Supplementary Material for: Does the Timing of Eribulin Treatment for Advanced or Metastatic Breast Cancer Matter? Evidence from a Real-World Setting
datasetposted on 15.09.2022, 08:48 authored by Chen C.-J., Nguyen H.T.H., Huang C.-H., Wang H.-C., Wu C.-T., Wu Y.-C., He G.-Y., Chou C., Lin H.-W., Liu L.-C.

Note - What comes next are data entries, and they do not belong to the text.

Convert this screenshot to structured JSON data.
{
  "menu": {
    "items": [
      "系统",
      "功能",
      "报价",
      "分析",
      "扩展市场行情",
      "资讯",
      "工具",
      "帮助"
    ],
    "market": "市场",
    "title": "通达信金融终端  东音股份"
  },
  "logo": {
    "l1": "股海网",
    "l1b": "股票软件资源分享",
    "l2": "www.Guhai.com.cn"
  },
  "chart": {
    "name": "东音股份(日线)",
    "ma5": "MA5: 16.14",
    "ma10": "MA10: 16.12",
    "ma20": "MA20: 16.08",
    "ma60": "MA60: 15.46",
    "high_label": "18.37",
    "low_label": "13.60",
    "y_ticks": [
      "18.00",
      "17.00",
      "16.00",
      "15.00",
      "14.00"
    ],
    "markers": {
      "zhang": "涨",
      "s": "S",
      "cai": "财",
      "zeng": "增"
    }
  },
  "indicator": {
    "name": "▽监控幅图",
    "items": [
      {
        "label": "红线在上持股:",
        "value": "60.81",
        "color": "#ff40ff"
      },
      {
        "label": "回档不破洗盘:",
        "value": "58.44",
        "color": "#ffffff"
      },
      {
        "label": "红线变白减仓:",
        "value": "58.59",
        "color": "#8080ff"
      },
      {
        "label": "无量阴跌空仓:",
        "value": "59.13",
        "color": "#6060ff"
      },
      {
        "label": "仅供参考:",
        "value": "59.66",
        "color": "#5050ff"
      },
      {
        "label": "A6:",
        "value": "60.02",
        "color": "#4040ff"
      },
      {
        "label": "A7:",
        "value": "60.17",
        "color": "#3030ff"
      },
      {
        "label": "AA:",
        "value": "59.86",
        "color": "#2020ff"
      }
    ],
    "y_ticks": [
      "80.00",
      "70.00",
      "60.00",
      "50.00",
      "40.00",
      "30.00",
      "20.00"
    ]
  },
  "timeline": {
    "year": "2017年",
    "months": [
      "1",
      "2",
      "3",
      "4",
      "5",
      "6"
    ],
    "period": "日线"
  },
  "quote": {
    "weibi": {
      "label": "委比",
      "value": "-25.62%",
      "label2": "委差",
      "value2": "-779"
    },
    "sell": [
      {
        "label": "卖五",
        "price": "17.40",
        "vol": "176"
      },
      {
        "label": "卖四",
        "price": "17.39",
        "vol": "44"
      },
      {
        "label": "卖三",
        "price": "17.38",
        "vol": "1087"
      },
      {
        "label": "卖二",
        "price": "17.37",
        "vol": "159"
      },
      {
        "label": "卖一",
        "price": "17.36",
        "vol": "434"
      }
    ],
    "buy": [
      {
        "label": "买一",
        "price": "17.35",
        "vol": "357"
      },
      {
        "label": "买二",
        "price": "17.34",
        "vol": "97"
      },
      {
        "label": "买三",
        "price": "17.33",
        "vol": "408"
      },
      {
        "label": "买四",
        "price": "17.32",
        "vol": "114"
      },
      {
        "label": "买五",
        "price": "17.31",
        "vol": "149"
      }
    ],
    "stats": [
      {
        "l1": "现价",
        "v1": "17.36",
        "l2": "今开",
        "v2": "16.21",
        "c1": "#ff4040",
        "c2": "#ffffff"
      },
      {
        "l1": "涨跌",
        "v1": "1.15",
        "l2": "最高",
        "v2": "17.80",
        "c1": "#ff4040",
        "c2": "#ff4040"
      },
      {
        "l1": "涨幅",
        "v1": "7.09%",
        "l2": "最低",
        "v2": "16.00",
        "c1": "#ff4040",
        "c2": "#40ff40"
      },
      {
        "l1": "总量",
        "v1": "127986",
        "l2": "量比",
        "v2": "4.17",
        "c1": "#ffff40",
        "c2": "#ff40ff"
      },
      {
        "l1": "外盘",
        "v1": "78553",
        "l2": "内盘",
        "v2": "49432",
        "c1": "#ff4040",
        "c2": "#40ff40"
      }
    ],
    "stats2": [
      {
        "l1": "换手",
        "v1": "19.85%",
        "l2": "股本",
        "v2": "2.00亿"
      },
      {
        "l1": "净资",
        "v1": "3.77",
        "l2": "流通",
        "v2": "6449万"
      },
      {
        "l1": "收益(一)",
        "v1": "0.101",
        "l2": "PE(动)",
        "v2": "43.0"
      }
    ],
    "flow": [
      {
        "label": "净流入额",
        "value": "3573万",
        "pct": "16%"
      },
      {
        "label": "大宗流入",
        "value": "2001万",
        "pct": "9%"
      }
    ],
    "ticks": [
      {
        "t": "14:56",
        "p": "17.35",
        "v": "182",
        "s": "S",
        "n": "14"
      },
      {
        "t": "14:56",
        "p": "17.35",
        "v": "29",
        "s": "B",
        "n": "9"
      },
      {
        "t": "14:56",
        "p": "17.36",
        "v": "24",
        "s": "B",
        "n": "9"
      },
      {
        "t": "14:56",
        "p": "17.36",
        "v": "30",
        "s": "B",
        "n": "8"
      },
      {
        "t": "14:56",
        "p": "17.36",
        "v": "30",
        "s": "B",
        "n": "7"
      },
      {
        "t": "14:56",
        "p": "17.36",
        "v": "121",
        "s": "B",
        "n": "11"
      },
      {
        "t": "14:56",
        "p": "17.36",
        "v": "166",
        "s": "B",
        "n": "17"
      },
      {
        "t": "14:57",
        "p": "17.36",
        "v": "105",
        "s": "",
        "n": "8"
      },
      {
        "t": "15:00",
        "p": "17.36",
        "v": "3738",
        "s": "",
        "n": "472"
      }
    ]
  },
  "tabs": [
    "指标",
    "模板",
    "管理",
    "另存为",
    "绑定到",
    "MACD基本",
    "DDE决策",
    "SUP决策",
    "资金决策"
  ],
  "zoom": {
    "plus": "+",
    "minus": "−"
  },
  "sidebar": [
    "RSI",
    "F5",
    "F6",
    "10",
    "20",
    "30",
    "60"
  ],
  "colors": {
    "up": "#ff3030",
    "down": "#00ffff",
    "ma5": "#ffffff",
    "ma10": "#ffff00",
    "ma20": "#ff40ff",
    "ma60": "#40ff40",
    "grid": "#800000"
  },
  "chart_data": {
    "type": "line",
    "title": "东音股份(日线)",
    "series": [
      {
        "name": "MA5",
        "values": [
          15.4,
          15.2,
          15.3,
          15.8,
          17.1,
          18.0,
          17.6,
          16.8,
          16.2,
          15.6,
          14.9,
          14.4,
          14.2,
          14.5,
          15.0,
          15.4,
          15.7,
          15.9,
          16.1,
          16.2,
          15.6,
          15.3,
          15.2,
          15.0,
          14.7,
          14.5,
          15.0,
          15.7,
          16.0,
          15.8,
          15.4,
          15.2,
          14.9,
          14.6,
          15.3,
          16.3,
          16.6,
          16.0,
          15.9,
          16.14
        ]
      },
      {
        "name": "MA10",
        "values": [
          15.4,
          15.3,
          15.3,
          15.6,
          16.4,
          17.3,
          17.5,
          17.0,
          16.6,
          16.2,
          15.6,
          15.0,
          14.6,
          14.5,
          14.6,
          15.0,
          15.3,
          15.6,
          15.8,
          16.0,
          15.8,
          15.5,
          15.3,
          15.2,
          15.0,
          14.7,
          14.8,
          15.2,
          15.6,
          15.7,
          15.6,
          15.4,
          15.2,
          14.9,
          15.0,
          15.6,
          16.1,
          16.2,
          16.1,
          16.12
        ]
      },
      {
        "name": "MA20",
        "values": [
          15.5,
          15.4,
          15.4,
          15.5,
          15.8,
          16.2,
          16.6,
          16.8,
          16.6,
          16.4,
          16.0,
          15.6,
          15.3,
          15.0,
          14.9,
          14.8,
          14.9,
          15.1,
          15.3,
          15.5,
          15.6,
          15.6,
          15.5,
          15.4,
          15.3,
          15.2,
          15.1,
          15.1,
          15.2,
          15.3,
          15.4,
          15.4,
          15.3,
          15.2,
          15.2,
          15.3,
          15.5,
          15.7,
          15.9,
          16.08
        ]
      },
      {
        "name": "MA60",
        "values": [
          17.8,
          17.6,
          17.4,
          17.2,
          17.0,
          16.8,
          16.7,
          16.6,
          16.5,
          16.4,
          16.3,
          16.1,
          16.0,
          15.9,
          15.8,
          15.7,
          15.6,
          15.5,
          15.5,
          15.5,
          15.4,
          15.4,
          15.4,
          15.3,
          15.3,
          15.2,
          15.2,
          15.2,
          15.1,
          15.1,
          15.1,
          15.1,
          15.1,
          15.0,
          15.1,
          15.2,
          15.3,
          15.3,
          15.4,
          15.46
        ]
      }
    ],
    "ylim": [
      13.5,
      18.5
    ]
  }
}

Background: This study aimed to examine the effectiveness and safety of eribulin used as an early-line (i.e., first/second-line; EL) versus late-line (i.e., third-line and beyond; LL) chemotherapy for recurrent advanced or metastatic breast cancer (A/MBC) patients. Methods: This study conducted a retrospective observation of A/MBC patients initiating eribulin between January 1, 2015, and June 30, 2019, using the medical database at a university-affiliated teaching hospital in Taiwan. Patients were assigned into either the EL or LL group based on the timing of respective eribulin treatments and were observed for at least six months up to December 2019 for progression-free survival (PFS), time to treatment failure (TTF), overall survival (OS), disease response, and occurrence of adverse events. The Kaplan-Meier and Cox proportional hazards regression survival analyses were performed. Results: Of 127 patients, 23.6% (n=30) and 76.4% (n=97) were assigned to the EL and LL groups, respectively, between which no difference in patient characteristics was noted. Median PFS and TTF were 6.5 months and 5.0 months for the EL and 4.2 months and 3.4 months for the LL, respectively. Median OS could not be estimated in the EL group and was 20.5 months in the LL group. Eribulin as an early-line treatment was the only factor associated with longer TTF and OS, whereas the number of metastatic sites was additionally associated with PFS in the multivariate analysis. No complete response was reported in either group, but a partial response was obtained in 6.7% in the EL group and 3.1% in the LL group. The common adverse events between the two groups were similar, including leukopenia (80.0%), neutropenia (76.7%), and anemia (60.0%). Conclusions: The eribulin used as an early-line of chemotherapy was effective for A/MBC patients with known toxicities in this study, while eribulin as the late-line chemotherapy showed consistent results with previous reports.